**THE DATA**.
════

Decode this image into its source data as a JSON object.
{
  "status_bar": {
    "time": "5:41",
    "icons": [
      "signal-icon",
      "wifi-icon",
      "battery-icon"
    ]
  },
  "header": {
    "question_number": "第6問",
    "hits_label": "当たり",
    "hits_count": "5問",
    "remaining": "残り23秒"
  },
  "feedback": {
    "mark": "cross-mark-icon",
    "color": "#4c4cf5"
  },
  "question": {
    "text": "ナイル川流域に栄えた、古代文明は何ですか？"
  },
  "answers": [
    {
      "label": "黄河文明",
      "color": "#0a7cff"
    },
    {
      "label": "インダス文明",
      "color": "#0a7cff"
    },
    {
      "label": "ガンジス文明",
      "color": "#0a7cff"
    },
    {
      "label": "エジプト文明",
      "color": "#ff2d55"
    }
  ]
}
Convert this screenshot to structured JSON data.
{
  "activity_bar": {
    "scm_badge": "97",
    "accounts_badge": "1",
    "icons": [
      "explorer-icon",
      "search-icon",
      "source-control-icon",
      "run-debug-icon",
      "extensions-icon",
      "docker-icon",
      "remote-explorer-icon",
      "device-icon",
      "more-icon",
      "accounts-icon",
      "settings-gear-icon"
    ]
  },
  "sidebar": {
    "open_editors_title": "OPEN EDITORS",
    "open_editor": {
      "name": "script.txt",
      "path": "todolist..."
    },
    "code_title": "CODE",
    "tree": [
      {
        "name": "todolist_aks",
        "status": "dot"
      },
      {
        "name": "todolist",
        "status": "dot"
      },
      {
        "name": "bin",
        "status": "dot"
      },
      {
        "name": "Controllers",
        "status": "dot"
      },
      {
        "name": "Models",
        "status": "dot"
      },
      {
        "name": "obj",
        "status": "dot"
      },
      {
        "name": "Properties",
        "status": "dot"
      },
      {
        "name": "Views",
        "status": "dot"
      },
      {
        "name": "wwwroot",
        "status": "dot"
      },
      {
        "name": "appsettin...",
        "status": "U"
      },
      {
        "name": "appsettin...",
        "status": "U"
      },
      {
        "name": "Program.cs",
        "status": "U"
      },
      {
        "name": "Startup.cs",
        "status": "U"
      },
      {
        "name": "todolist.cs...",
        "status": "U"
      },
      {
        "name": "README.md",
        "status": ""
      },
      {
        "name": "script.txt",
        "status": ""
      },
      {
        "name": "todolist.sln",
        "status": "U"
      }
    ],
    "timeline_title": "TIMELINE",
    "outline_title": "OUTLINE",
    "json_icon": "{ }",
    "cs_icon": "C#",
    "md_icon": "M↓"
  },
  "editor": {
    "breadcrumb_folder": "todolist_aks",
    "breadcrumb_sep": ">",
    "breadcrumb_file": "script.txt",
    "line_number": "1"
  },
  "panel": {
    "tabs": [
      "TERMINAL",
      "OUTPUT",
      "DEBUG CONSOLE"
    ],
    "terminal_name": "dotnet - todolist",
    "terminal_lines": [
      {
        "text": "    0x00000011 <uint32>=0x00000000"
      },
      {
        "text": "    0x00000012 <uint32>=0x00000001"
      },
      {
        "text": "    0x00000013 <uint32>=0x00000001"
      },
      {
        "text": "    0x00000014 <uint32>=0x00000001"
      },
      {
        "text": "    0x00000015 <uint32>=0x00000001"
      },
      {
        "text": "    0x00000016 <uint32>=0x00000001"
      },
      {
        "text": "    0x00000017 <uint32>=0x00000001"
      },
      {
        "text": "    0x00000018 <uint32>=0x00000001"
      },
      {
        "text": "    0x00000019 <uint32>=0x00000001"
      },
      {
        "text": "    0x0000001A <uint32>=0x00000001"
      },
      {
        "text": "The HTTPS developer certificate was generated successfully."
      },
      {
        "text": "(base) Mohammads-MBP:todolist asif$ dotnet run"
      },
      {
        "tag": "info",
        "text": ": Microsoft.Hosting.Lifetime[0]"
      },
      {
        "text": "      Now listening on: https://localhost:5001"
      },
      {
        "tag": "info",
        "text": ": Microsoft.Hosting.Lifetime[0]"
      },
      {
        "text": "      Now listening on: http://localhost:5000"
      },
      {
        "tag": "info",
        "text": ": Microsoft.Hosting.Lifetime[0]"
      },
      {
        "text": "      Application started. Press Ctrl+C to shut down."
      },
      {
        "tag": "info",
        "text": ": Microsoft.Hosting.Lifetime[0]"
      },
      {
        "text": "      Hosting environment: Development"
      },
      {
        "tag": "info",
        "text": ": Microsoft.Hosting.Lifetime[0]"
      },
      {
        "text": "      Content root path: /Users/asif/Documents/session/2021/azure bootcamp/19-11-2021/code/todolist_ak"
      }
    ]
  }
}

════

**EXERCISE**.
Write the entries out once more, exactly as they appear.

**EXERCISE RESULT**.
Decode this image into its source data as a JSON object.
{
  "status_bar": {
    "time": "5:41",
    "icons": [
      "signal-icon",
      "wifi-icon",
      "battery-icon"
    ]
  },
  "header": {
    "question_number": "第6問",
    "hits_label": "当たり",
    "hits_count": "5問",
    "remaining": "残り23秒"
  },
  "feedback": {
    "mark": "cross-mark-icon",
    "color": "#4c4cf5"
  },
  "question": {
    "text": "ナイル川流域に栄えた、古代文明は何ですか？"
  },
  "answers": [
    {
      "label": "黄河文明",
      "color": "#0a7cff"
    },
    {
      "label": "インダス文明",
      "color": "#0a7cff"
    },
    {
      "label": "ガンジス文明",
      "color": "#0a7cff"
    },
    {
      "label": "エジプト文明",
      "color": "#ff2d55"
    }
  ]
}
Convert this screenshot to structured JSON data.
{
  "activity_bar": {
    "scm_badge": "97",
    "accounts_badge": "1",
    "icons": [
      "explorer-icon",
      "search-icon",
      "source-control-icon",
      "run-debug-icon",
      "extensions-icon",
      "docker-icon",
      "remote-explorer-icon",
      "device-icon",
      "more-icon",
      "accounts-icon",
      "settings-gear-icon"
    ]
  },
  "sidebar": {
    "open_editors_title": "OPEN EDITORS",
    "open_editor": {
      "name": "script.txt",
      "path": "todolist..."
    },
    "code_title": "CODE",
    "tree": [
      {
        "name": "todolist_aks",
        "status": "dot"
      },
      {
        "name": "todolist",
        "status": "dot"
      },
      {
        "name": "bin",
        "status": "dot"
      },
      {
        "name": "Controllers",
        "status": "dot"
      },
      {
        "name": "Models",
        "status": "dot"
      },
      {
        "name": "obj",
        "status": "dot"
      },
      {
        "name": "Properties",
        "status": "dot"
      },
      {
        "name": "Views",
        "status": "dot"
      },
      {
        "name": "wwwroot",
        "status": "dot"
      },
      {
        "name": "appsettin...",
        "status": "U"
      },
      {
        "name": "appsettin...",
        "status": "U"
      },
      {
        "name": "Program.cs",
        "status": "U"
      },
      {
        "name": "Startup.cs",
        "status": "U"
      },
      {
        "name": "todolist.cs...",
        "status": "U"
      },
      {
        "name": "README.md",
        "status": ""
      },
      {
        "name": "script.txt",
        "status": ""
      },
      {
        "name": "todolist.sln",
        "status": "U"
      }
    ],
    "timeline_title": "TIMELINE",
    "outline_title": "OUTLINE",
    "json_icon": "{ }",
    "cs_icon": "C#",
    "md_icon": "M↓"
  },
  "editor": {
    "breadcrumb_folder": "todolist_aks",
    "breadcrumb_sep": ">",
    "breadcrumb_file": "script.txt",
    "line_number": "1"
  },
  "panel": {
    "tabs": [
      "TERMINAL",
      "OUTPUT",
      "DEBUG CONSOLE"
    ],
    "terminal_name": "dotnet - todolist",
    "terminal_lines": [
      {
        "text": "    0x00000011 <uint32>=0x00000000"
      },
      {
        "text": "    0x00000012 <uint32>=0x00000001"
      },
      {
        "text": "    0x00000013 <uint32>=0x00000001"
      },
      {
        "text": "    0x00000014 <uint32>=0x00000001"
      },
      {
        "text": "    0x00000015 <uint32>=0x00000001"
      },
      {
        "text": "    0x00000016 <uint32>=0x00000001"
      },
      {
        "text": "    0x00000017 <uint32>=0x00000001"
      },
      {
        "text": "    0x00000018 <uint32>=0x00000001"
      },
      {
        "text": "    0x00000019 <uint32>=0x00000001"
      },
      {
        "text": "    0x0000001A <uint32>=0x00000001"
      },
      {
        "text": "The HTTPS developer certificate was generated successfully."
      },
      {
        "text": "(base) Mohammads-MBP:todolist asif$ dotnet run"
      },
      {
        "tag": "info",
        "text": ": Microsoft.Hosting.Lifetime[0]"
      },
      {
        "text": "      Now listening on: https://localhost:5001"
      },
      {
        "tag": "info",
        "text": ": Microsoft.Hosting.Lifetime[0]"
      },
      {
        "text": "      Now listening on: http://localhost:5000"
      },
      {
        "tag": "info",
        "text": ": Microsoft.Hosting.Lifetime[0]"
      },
      {
        "text": "      Application started. Press Ctrl+C to shut down."
      },
      {
        "tag": "info",
        "text": ": Microsoft.Hosting.Lifetime[0]"
      },
      {
        "text": "      Hosting environment: Development"
      },
      {
        "tag": "info",
        "text": ": Microsoft.Hosting.Lifetime[0]"
      },
      {
        "text": "      Content root path: /Users/asif/Documents/session/2021/azure bootcamp/19-11-2021/code/todolist_ak"
      }
    ]
  }
}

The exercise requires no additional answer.